Telescopes. Actually, some of the best accessories for Meade and Celestron SCTs do not come from either company but from the hordes of aftermarket vendors large and small. SCTs have been in production and basically unchanged for nearly 40 years, and that means any accessory imaginable—focus motors, digital setting circle computers, electronic cameras, spectrographs, and much more—has probably already been made by somebody and will work on any Schmidt Cassegrain, old or new. As astronomy interests.

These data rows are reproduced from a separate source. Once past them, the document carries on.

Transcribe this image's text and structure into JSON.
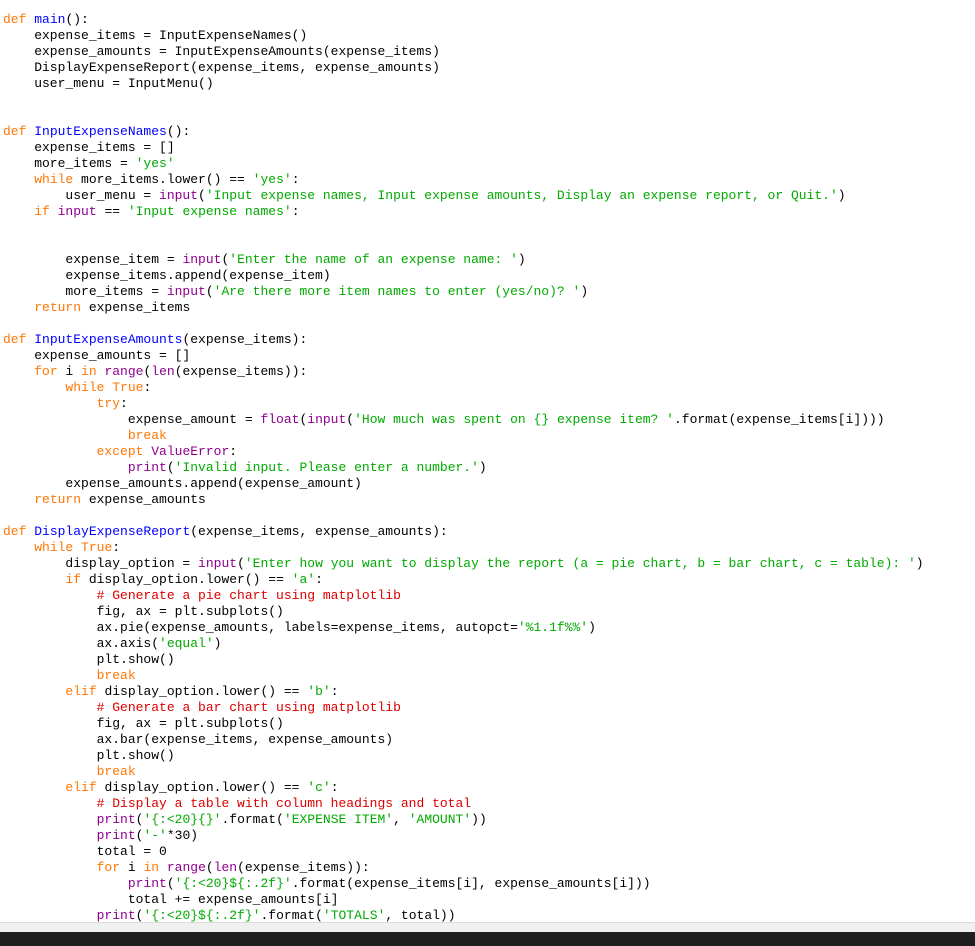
{
  "editor": {
    "colors": {
      "keyword": "#ff7700",
      "string": "#00aa00",
      "definition": "#0000ff",
      "builtin": "#900090",
      "comment": "#dd0000",
      "text": "#000000",
      "background": "#ffffff"
    },
    "lines": [
      [
        [
          "kw",
          "def "
        ],
        [
          "fn",
          "main"
        ],
        [
          "pl",
          "():"
        ]
      ],
      [
        [
          "pl",
          "    expense_items = InputExpenseNames()"
        ]
      ],
      [
        [
          "pl",
          "    expense_amounts = InputExpenseAmounts(expense_items)"
        ]
      ],
      [
        [
          "pl",
          "    DisplayExpenseReport(expense_items, expense_amounts)"
        ]
      ],
      [
        [
          "pl",
          "    user_menu = InputMenu()"
        ]
      ],
      [],
      [],
      [
        [
          "kw",
          "def "
        ],
        [
          "fn",
          "InputExpenseNames"
        ],
        [
          "pl",
          "():"
        ]
      ],
      [
        [
          "pl",
          "    expense_items = []"
        ]
      ],
      [
        [
          "pl",
          "    more_items = "
        ],
        [
          "str",
          "'yes'"
        ]
      ],
      [
        [
          "pl",
          "    "
        ],
        [
          "kw",
          "while"
        ],
        [
          "pl",
          " more_items.lower() == "
        ],
        [
          "str",
          "'yes'"
        ],
        [
          "pl",
          ":"
        ]
      ],
      [
        [
          "pl",
          "        user_menu = "
        ],
        [
          "bi",
          "input"
        ],
        [
          "pl",
          "("
        ],
        [
          "str",
          "'Input expense names, Input expense amounts, Display an expense report, or Quit.'"
        ],
        [
          "pl",
          ")"
        ]
      ],
      [
        [
          "pl",
          "    "
        ],
        [
          "kw",
          "if "
        ],
        [
          "bi",
          "input"
        ],
        [
          "pl",
          " == "
        ],
        [
          "str",
          "'Input expense names'"
        ],
        [
          "pl",
          ":"
        ]
      ],
      [],
      [],
      [
        [
          "pl",
          "        expense_item = "
        ],
        [
          "bi",
          "input"
        ],
        [
          "pl",
          "("
        ],
        [
          "str",
          "'Enter the name of an expense name: '"
        ],
        [
          "pl",
          ")"
        ]
      ],
      [
        [
          "pl",
          "        expense_items.append(expense_item)"
        ]
      ],
      [
        [
          "pl",
          "        more_items = "
        ],
        [
          "bi",
          "input"
        ],
        [
          "pl",
          "("
        ],
        [
          "str",
          "'Are there more item names to enter (yes/no)? '"
        ],
        [
          "pl",
          ")"
        ]
      ],
      [
        [
          "pl",
          "    "
        ],
        [
          "kw",
          "return"
        ],
        [
          "pl",
          " expense_items"
        ]
      ],
      [],
      [
        [
          "kw",
          "def "
        ],
        [
          "fn",
          "InputExpenseAmounts"
        ],
        [
          "pl",
          "(expense_items):"
        ]
      ],
      [
        [
          "pl",
          "    expense_amounts = []"
        ]
      ],
      [
        [
          "pl",
          "    "
        ],
        [
          "kw",
          "for"
        ],
        [
          "pl",
          " i "
        ],
        [
          "kw",
          "in"
        ],
        [
          "pl",
          " "
        ],
        [
          "bi",
          "range"
        ],
        [
          "pl",
          "("
        ],
        [
          "bi",
          "len"
        ],
        [
          "pl",
          "(expense_items)):"
        ]
      ],
      [
        [
          "pl",
          "        "
        ],
        [
          "kw",
          "while"
        ],
        [
          "pl",
          " "
        ],
        [
          "kw",
          "True"
        ],
        [
          "pl",
          ":"
        ]
      ],
      [
        [
          "pl",
          "            "
        ],
        [
          "kw",
          "try"
        ],
        [
          "pl",
          ":"
        ]
      ],
      [
        [
          "pl",
          "                expense_amount = "
        ],
        [
          "bi",
          "float"
        ],
        [
          "pl",
          "("
        ],
        [
          "bi",
          "input"
        ],
        [
          "pl",
          "("
        ],
        [
          "str",
          "'How much was spent on {} expense item? '"
        ],
        [
          "pl",
          ".format(expense_items[i])))"
        ]
      ],
      [
        [
          "pl",
          "                "
        ],
        [
          "kw",
          "break"
        ]
      ],
      [
        [
          "pl",
          "            "
        ],
        [
          "kw",
          "except"
        ],
        [
          "pl",
          " "
        ],
        [
          "bi",
          "ValueError"
        ],
        [
          "pl",
          ":"
        ]
      ],
      [
        [
          "pl",
          "                "
        ],
        [
          "bi",
          "print"
        ],
        [
          "pl",
          "("
        ],
        [
          "str",
          "'Invalid input. Please enter a number.'"
        ],
        [
          "pl",
          ")"
        ]
      ],
      [
        [
          "pl",
          "        expense_amounts.append(expense_amount)"
        ]
      ],
      [
        [
          "pl",
          "    "
        ],
        [
          "kw",
          "return"
        ],
        [
          "pl",
          " expense_amounts"
        ]
      ],
      [],
      [
        [
          "kw",
          "def "
        ],
        [
          "fn",
          "DisplayExpenseReport"
        ],
        [
          "pl",
          "(expense_items, expense_amounts):"
        ]
      ],
      [
        [
          "pl",
          "    "
        ],
        [
          "kw",
          "while"
        ],
        [
          "pl",
          " "
        ],
        [
          "kw",
          "True"
        ],
        [
          "pl",
          ":"
        ]
      ],
      [
        [
          "pl",
          "        display_option = "
        ],
        [
          "bi",
          "input"
        ],
        [
          "pl",
          "("
        ],
        [
          "str",
          "'Enter how you want to display the report (a = pie chart, b = bar chart, c = table): '"
        ],
        [
          "pl",
          ")"
        ]
      ],
      [
        [
          "pl",
          "        "
        ],
        [
          "kw",
          "if"
        ],
        [
          "pl",
          " display_option.lower() == "
        ],
        [
          "str",
          "'a'"
        ],
        [
          "pl",
          ":"
        ]
      ],
      [
        [
          "pl",
          "            "
        ],
        [
          "cmt",
          "# Generate a pie chart using matplotlib"
        ]
      ],
      [
        [
          "pl",
          "            fig, ax = plt.subplots()"
        ]
      ],
      [
        [
          "pl",
          "            ax.pie(expense_amounts, labels=expense_items, autopct="
        ],
        [
          "str",
          "'%1.1f%%'"
        ],
        [
          "pl",
          ")"
        ]
      ],
      [
        [
          "pl",
          "            ax.axis("
        ],
        [
          "str",
          "'equal'"
        ],
        [
          "pl",
          ")"
        ]
      ],
      [
        [
          "pl",
          "            plt.show()"
        ]
      ],
      [
        [
          "pl",
          "            "
        ],
        [
          "kw",
          "break"
        ]
      ],
      [
        [
          "pl",
          "        "
        ],
        [
          "kw",
          "elif"
        ],
        [
          "pl",
          " display_option.lower() == "
        ],
        [
          "str",
          "'b'"
        ],
        [
          "pl",
          ":"
        ]
      ],
      [
        [
          "pl",
          "            "
        ],
        [
          "cmt",
          "# Generate a bar chart using matplotlib"
        ]
      ],
      [
        [
          "pl",
          "            fig, ax = plt.subplots()"
        ]
      ],
      [
        [
          "pl",
          "            ax.bar(expense_items, expense_amounts)"
        ]
      ],
      [
        [
          "pl",
          "            plt.show()"
        ]
      ],
      [
        [
          "pl",
          "            "
        ],
        [
          "kw",
          "break"
        ]
      ],
      [
        [
          "pl",
          "        "
        ],
        [
          "kw",
          "elif"
        ],
        [
          "pl",
          " display_option.lower() == "
        ],
        [
          "str",
          "'c'"
        ],
        [
          "pl",
          ":"
        ]
      ],
      [
        [
          "pl",
          "            "
        ],
        [
          "cmt",
          "# Display a table with column headings and total"
        ]
      ],
      [
        [
          "pl",
          "            "
        ],
        [
          "bi",
          "print"
        ],
        [
          "pl",
          "("
        ],
        [
          "str",
          "'{:<20}{}'"
        ],
        [
          "pl",
          ".format("
        ],
        [
          "str",
          "'EXPENSE ITEM'"
        ],
        [
          "pl",
          ", "
        ],
        [
          "str",
          "'AMOUNT'"
        ],
        [
          "pl",
          "))"
        ]
      ],
      [
        [
          "pl",
          "            "
        ],
        [
          "bi",
          "print"
        ],
        [
          "pl",
          "("
        ],
        [
          "str",
          "'-'"
        ],
        [
          "pl",
          "*30)"
        ]
      ],
      [
        [
          "pl",
          "            total = 0"
        ]
      ],
      [
        [
          "pl",
          "            "
        ],
        [
          "kw",
          "for"
        ],
        [
          "pl",
          " i "
        ],
        [
          "kw",
          "in"
        ],
        [
          "pl",
          " "
        ],
        [
          "bi",
          "range"
        ],
        [
          "pl",
          "("
        ],
        [
          "bi",
          "len"
        ],
        [
          "pl",
          "(expense_items)):"
        ]
      ],
      [
        [
          "pl",
          "                "
        ],
        [
          "bi",
          "print"
        ],
        [
          "pl",
          "("
        ],
        [
          "str",
          "'{:<20}${:.2f}'"
        ],
        [
          "pl",
          ".format(expense_items[i], expense_amounts[i]))"
        ]
      ],
      [
        [
          "pl",
          "                total += expense_amounts[i]"
        ]
      ],
      [
        [
          "pl",
          "            "
        ],
        [
          "bi",
          "print"
        ],
        [
          "pl",
          "("
        ],
        [
          "str",
          "'{:<20}${:.2f}'"
        ],
        [
          "pl",
          ".format("
        ],
        [
          "str",
          "'TOTALS'"
        ],
        [
          "pl",
          ", total))"
        ]
      ]
    ]
  }
}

The scope is extremely solid and a joy to use. Which CAT? 65 Meade LX400-ACF 10-Inch The LX400 (Plate 20) does not come in an 8-inch version, so I have chosen to place the smallest model, the 10-inch, with the 8-inch SCTs rather than with the big CATs. That is because this is a remarkable scope in many ways, one that is worthy of consideration by anyone in the market for an SCT of any size, not just something for folks suffering from the dreaded aperture fever. What makes the LX400-ACF.
Admittedly, this model sports Questar’s advanced (and lovely) titanium tube, which is lighter than the standard aluminum and has somewhat better cooldown characteristics. If $11,000 is too rich for your blood, Questar will sell the OTA alone for “only” $8,775. Back in the 1960s, the Q7 was often referred to as a “doctor’s telescope.” That was not just because the scope’s gleaming stainless steel and aluminum body made it look at home in an operating theater, but because you would need to be a.
Balanced in declination. Initial Mounting Checks (Go-to Mount) The first step in checking out a go-to telescope’s mount is to go back and at least review the manual one last time. Is it time to head outdoors? Nope. Most go-to scopes are pretty user friendly these days, but it is a lot easier to learn to operate Making Friends with a CAT 123 them inside under normal lighting than it is out in a dark backyard. Indoors, it is easy to see the telescope is pointing to the ground instead of the.
Hardly! There are actually more print star atlases available now than there ever have been. Some amateurs do not own laptop computers, and not everybody who does wants to haul one out to a damp observing field. Sure, it is possible to print maps on a printer and take the hard copy onto the field, but many observers still like the convenience of a book of charts that covers the entire sky. What is desirable in a set of star charts? Let us mention what not to get first. Avoid “mag 6” atlases. These.